And that’s all there is to is, a wriggle of road clambering over a knoll. The Poggio di San Remo only works on race day, to go there on any other is underwhelming. It’s not like other iconic places. The great mountain passes have their spectacular views. Climbs like the Muur and the Koppenberg, or stretches of cobblestones like Arenberg, are a test to ride on any day. The Poggio isn’t, unless you count dodging the huge dustbins that line the road. The Poggio is like an empty velodrome, it needs a race to make it work.
The steepest gradient comes just before a green-painted house on the inside of a sharp left bend. Then the last quarter of the Poggio begins, and sprinters start believing they can be there at the end. There's one more steep bit, not much steeper but enough for a climber to attack. If he's really good, and totally commits, he might succeed.
More left and right bends, up past the cylindrical concrete irrigation ponds that feed the farms. Then the gradient lessens and the mood changes. The sprinters know they can be there now. The summit comes quickly, and rag-tag farms are replaced by the smart houses of Poggio di San Remo village. The last gambit is an attack across the top and a reckless descent. It’s worked in the past, and will work again.
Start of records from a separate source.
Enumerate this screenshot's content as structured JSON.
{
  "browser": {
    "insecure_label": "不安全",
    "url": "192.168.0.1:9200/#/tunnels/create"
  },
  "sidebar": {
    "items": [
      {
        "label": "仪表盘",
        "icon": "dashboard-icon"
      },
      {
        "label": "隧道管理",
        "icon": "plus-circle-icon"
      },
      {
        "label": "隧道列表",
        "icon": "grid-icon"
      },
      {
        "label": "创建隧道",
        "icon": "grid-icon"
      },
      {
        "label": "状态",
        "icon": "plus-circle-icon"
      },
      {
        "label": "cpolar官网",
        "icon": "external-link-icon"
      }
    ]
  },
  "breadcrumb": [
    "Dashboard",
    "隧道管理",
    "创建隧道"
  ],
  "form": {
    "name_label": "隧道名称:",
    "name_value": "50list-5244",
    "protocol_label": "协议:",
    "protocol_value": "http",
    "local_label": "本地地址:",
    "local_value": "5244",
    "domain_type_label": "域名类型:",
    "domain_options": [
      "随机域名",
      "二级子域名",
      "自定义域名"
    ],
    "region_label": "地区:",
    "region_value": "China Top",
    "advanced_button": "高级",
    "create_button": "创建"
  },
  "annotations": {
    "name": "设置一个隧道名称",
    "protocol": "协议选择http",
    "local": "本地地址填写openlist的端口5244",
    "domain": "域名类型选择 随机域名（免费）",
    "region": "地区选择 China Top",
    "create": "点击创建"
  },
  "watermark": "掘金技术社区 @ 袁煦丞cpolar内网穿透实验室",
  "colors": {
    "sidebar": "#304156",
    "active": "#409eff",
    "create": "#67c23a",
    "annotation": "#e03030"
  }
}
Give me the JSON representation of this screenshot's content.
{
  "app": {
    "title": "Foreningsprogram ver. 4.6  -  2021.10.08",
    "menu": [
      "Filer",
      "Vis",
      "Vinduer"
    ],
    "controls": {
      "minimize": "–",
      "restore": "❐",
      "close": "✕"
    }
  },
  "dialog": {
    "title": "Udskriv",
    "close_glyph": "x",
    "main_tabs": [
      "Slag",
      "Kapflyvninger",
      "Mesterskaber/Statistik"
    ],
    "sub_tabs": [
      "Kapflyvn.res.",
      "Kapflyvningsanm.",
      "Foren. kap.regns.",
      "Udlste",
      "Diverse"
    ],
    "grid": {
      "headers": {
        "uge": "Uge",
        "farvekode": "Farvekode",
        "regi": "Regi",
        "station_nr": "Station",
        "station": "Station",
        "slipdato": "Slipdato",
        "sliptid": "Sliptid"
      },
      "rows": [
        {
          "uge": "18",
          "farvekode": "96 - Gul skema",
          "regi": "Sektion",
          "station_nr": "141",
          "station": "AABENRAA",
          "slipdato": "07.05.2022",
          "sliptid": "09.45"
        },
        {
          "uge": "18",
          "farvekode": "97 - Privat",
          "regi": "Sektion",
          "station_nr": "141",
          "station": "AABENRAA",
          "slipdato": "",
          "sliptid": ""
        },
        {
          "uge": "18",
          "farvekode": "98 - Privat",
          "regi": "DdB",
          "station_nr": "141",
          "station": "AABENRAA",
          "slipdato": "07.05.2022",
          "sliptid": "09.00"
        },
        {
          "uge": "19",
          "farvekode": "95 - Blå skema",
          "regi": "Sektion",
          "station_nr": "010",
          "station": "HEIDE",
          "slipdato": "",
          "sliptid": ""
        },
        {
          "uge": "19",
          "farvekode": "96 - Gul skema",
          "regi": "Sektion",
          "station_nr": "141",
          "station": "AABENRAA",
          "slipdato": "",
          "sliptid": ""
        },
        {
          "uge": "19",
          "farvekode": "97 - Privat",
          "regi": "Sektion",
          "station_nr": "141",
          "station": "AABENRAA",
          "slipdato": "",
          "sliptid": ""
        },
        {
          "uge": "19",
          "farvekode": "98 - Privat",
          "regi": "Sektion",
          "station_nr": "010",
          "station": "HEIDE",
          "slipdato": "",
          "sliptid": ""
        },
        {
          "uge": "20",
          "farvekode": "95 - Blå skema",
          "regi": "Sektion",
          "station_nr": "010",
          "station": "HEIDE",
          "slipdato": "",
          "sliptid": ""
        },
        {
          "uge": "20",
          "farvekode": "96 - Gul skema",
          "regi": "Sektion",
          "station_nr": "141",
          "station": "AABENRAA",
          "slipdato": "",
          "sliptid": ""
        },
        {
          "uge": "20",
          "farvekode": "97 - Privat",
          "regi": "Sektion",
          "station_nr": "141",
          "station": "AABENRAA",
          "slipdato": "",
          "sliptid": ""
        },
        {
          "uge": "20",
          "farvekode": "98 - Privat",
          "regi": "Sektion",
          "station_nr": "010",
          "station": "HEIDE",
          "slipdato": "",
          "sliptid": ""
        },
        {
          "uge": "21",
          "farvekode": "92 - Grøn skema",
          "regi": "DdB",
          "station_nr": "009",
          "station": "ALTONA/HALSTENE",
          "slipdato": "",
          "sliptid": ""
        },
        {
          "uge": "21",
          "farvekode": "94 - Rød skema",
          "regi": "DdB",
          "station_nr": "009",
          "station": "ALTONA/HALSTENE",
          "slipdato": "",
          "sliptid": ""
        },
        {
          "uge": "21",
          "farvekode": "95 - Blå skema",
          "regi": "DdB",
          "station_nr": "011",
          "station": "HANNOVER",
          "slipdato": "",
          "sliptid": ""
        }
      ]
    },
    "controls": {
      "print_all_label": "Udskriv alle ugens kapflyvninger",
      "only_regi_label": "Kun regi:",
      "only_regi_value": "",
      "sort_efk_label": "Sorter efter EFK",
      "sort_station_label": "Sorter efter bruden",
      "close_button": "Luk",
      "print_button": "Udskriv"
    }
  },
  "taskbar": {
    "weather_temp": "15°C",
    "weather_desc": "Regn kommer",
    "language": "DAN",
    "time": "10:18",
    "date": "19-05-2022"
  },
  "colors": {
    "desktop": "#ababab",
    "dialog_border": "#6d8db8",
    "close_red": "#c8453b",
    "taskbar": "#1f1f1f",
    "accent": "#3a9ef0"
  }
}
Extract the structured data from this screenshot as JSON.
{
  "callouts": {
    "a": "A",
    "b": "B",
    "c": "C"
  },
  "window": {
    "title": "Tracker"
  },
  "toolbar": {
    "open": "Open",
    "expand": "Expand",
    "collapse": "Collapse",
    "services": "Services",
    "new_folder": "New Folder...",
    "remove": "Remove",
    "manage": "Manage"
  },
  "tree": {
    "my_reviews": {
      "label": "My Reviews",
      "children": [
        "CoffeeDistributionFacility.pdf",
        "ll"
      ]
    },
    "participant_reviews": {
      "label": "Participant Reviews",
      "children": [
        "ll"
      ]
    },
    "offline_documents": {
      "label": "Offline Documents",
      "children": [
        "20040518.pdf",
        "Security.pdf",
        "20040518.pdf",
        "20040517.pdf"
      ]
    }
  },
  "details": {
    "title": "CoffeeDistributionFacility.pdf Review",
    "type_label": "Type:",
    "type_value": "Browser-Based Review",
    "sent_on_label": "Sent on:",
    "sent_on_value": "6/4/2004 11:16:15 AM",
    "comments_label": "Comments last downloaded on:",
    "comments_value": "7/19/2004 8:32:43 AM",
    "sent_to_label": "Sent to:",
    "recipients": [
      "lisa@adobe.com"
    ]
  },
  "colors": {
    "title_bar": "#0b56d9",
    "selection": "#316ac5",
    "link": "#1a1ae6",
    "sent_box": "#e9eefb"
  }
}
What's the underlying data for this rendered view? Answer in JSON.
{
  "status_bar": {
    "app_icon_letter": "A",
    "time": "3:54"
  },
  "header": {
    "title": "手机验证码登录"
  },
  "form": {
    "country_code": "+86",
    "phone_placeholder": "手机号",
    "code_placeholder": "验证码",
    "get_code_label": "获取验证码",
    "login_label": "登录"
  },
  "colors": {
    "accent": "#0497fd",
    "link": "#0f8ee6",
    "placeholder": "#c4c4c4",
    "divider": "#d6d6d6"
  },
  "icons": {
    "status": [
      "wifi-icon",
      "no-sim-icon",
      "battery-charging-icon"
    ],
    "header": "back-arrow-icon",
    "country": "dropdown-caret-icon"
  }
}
More than any other climb going down the Poggio is as important as going up. It’s just as crucial, just as tactical. No one can relax, unless they have given up the fight. If a powerful rider gets a gap on the descent it’s hard to close in 2.9 kilometres of flat to the finish line.
Roger De Vlaeminck wins on the Via Roma
The descent was the last throw of the dice when, for few a years, the race finished on the Corso Cavalotti, like it did when Sean Kelly won a second time in 1992. The longest serving finish, on the Via Roma, favours any sprinters left in contention. But Il Poggio is still the place to be on race day.
Locals come out of their houses carrying TVs with metres of cable attached to watch the race before it arrives. The atmosphere builds slowly but is at fever pitch when the riders arrive. They hit the climb like multi-coloured waves crashing against a rocky shore, giving every scrap of energy left after more than 280 kilometres in the saddle. Attack, counter, bridge, race! That’s the spirit of Il Poggio di San Remo.